### Work request
Each line containing the word "articles" must be copied from the material below.

### Dataset entries
Start of Block

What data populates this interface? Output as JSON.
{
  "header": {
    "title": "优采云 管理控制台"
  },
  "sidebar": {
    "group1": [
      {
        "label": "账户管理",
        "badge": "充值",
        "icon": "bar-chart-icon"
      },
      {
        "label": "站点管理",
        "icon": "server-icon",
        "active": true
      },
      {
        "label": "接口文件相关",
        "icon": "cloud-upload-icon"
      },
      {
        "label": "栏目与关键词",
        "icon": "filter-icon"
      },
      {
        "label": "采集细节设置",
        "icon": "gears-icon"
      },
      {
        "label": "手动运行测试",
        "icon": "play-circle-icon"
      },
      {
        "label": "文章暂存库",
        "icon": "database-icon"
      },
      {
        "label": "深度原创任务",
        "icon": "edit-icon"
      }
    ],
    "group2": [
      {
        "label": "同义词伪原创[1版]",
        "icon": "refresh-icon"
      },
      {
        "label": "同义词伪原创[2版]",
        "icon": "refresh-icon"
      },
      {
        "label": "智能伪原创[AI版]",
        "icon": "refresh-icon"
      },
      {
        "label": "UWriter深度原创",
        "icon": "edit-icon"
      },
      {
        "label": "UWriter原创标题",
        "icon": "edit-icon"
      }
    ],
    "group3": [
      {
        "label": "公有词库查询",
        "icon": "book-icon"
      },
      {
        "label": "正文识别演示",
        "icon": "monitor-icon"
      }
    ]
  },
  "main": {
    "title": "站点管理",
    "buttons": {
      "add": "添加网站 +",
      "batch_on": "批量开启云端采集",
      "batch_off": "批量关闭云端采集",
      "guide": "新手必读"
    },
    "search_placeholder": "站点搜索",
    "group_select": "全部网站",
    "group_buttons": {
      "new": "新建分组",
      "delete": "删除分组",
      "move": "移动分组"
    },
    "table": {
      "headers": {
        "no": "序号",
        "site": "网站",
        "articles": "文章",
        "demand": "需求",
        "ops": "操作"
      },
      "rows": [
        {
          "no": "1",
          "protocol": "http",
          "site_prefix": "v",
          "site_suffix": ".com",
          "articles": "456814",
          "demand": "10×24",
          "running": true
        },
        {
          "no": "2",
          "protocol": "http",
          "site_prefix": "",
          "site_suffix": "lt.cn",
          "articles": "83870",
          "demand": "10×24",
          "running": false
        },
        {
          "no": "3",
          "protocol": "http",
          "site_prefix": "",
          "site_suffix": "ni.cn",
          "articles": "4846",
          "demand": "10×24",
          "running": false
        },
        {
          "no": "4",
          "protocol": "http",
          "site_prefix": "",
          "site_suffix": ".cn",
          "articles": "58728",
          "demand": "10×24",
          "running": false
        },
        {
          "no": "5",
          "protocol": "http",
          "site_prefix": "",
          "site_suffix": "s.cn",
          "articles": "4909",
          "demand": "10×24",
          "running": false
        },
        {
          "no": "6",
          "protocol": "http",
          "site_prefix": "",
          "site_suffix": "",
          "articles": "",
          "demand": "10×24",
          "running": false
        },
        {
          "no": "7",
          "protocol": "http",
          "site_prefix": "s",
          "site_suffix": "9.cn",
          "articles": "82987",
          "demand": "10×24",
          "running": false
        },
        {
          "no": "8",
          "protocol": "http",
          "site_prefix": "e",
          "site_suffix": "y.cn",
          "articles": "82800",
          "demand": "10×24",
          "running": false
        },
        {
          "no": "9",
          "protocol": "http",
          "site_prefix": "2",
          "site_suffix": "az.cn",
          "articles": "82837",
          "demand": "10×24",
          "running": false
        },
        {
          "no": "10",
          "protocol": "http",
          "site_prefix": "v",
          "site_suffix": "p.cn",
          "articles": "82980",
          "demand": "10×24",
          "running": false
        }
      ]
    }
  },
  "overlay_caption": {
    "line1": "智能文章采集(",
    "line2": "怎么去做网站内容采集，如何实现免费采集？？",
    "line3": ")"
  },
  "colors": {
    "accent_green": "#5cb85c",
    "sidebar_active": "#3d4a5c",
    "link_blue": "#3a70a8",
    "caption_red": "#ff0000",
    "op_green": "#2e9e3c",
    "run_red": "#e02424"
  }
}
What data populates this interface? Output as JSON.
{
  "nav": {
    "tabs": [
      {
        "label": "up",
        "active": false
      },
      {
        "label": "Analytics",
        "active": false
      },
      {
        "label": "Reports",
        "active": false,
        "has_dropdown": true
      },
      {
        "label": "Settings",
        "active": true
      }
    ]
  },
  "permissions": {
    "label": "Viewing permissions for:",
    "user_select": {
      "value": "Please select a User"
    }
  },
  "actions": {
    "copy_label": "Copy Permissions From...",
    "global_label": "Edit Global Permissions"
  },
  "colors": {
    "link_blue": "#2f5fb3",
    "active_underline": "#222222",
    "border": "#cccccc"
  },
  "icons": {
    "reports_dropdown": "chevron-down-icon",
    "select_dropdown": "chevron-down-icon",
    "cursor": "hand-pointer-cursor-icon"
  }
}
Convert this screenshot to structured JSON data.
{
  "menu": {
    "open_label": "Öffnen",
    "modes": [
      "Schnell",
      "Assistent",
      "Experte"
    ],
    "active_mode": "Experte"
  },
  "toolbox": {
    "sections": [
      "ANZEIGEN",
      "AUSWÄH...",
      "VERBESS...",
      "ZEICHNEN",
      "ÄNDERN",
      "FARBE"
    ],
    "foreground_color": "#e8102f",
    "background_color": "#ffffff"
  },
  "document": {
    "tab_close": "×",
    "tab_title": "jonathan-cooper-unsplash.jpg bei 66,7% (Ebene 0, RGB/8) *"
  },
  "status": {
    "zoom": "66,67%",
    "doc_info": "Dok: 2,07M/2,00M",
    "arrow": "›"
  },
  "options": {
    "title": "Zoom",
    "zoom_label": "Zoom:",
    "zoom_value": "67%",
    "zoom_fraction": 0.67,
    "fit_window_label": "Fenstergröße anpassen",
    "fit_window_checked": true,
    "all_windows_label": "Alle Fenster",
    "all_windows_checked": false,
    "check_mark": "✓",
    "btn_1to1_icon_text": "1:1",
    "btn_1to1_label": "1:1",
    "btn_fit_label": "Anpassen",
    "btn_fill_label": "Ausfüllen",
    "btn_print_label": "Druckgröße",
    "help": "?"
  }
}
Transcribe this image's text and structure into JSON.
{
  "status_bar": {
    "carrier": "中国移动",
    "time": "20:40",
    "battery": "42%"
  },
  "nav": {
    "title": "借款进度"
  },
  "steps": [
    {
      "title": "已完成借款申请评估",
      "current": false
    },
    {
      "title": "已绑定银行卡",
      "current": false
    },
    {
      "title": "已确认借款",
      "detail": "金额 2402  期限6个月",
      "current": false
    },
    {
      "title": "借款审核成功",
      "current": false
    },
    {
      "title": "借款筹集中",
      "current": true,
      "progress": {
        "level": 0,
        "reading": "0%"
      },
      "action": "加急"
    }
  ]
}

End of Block

### Response area
        "articles": "文章",
          "articles": "456814",
          "articles": "83870",
          "articles": "4846",
          "articles": "58728",
          "articles": "4909",
          "articles": "",
          "articles": "82987",
          "articles": "82800",
          "articles": "82837",
          "articles": "82980",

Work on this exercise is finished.